close to Lee's infantry. As we came out of the woods into the open field that stretched down to Sailor's Creek, we could see the troops in our front, the 3d Division, deploying in line of battle to the right of the road and moving forward. Beyond on the opposite hillside we could see across the valley about a mile away, the enemy's line of battle formed and awaiting our attack. We instantly realized the work we had to do, and a tough job it looked to be. Rushing along we were soon in line of battle, with the 37th Massachusetts on our right and across the road along which we had come. The troops on our left had deployed first and we had to run to get into line with them, but we were on good ground and got along all right until we came into the vicinity of the creek and into the range of the enemy's fire, which now was rapid and heavy, but on account of the conformity of the ground not very destructive. Here after halting for a short time to reform we were ordered to charge, and drive the enemy from their works. Forward on a run we went as rapidly as the steep hill would permit, and in a moment we were up to, and over their slight earthworks, the occupants offering no further resistance, after emptying their guns in our faces. On our right the 37th Massachusetts did not get on as well. They were more exposed, had a farther distance to go and suffered very heavily. Colonel Olcott, finding the ground in front of him clear and the enemy holding on to the works on the right, half wheeled the 121st to the right and moved lengthwise and partly in the rear of the enemy's line and they immediately abandoned their works and surrendered. These last troops we encountered were Marines, or land sailors, and had never before been in battle. They were mostly boys and were commanded by G. W. Custis Lee who fell into our hands with a
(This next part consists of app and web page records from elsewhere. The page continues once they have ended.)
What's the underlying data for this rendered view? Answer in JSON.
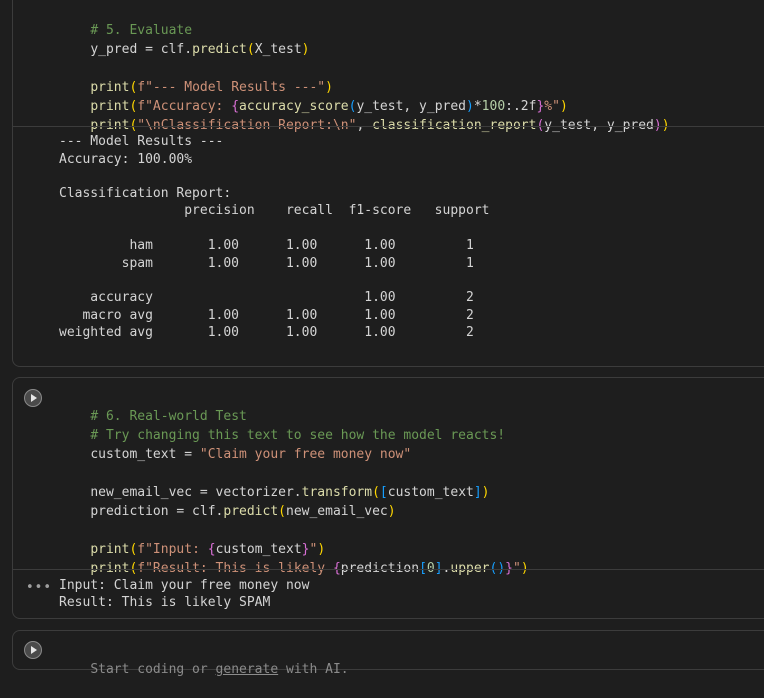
{
  "cell1": {
    "code_lines": [
      "# 5. Evaluate",
      "y_pred = clf.predict(X_test)",
      "",
      "print(f\"--- Model Results ---\")",
      "print(f\"Accuracy: {accuracy_score(y_test, y_pred)*100:.2f}%\")",
      "print(\"\\nClassification Report:\\n\", classification_report(y_test, y_pred))"
    ],
    "output_lines": [
      "--- Model Results ---",
      "Accuracy: 100.00%",
      "",
      "Classification Report:",
      "                precision    recall  f1-score   support",
      "",
      "         ham       1.00      1.00      1.00         1",
      "        spam       1.00      1.00      1.00         1",
      "",
      "    accuracy                           1.00         2",
      "   macro avg       1.00      1.00      1.00         2",
      "weighted avg       1.00      1.00      1.00         2"
    ]
  },
  "cell2": {
    "code_lines": [
      "# 6. Real-world Test",
      "# Try changing this text to see how the model reacts!",
      "custom_text = \"Claim your free money now\"",
      "",
      "new_email_vec = vectorizer.transform([custom_text])",
      "prediction = clf.predict(new_email_vec)",
      "",
      "print(f\"Input: {custom_text}\")",
      "print(f\"Result: This is likely {prediction[0].upper()}\")"
    ],
    "output_lines": [
      "Input: Claim your free money now",
      "Result: This is likely SPAM"
    ],
    "output_menu_glyph": "•••"
  },
  "empty_cell": {
    "prompt_prefix": "Start coding or ",
    "prompt_link": "generate",
    "prompt_suffix": " with AI."
  },
  "icons": {
    "run": "play-circle-icon",
    "menu": "ellipsis-icon"
  },
  "colors": {
    "background": "#1e1e1e",
    "border": "#3c3c3c",
    "comment": "#6a9955",
    "keyword": "#c586c0",
    "string": "#ce9178",
    "function": "#dcdcaa"
  }
}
This text is part of:
Table of Contents:
This work is licensed under a Creative Commons Attribution-ShareAlike 3.0 United States License.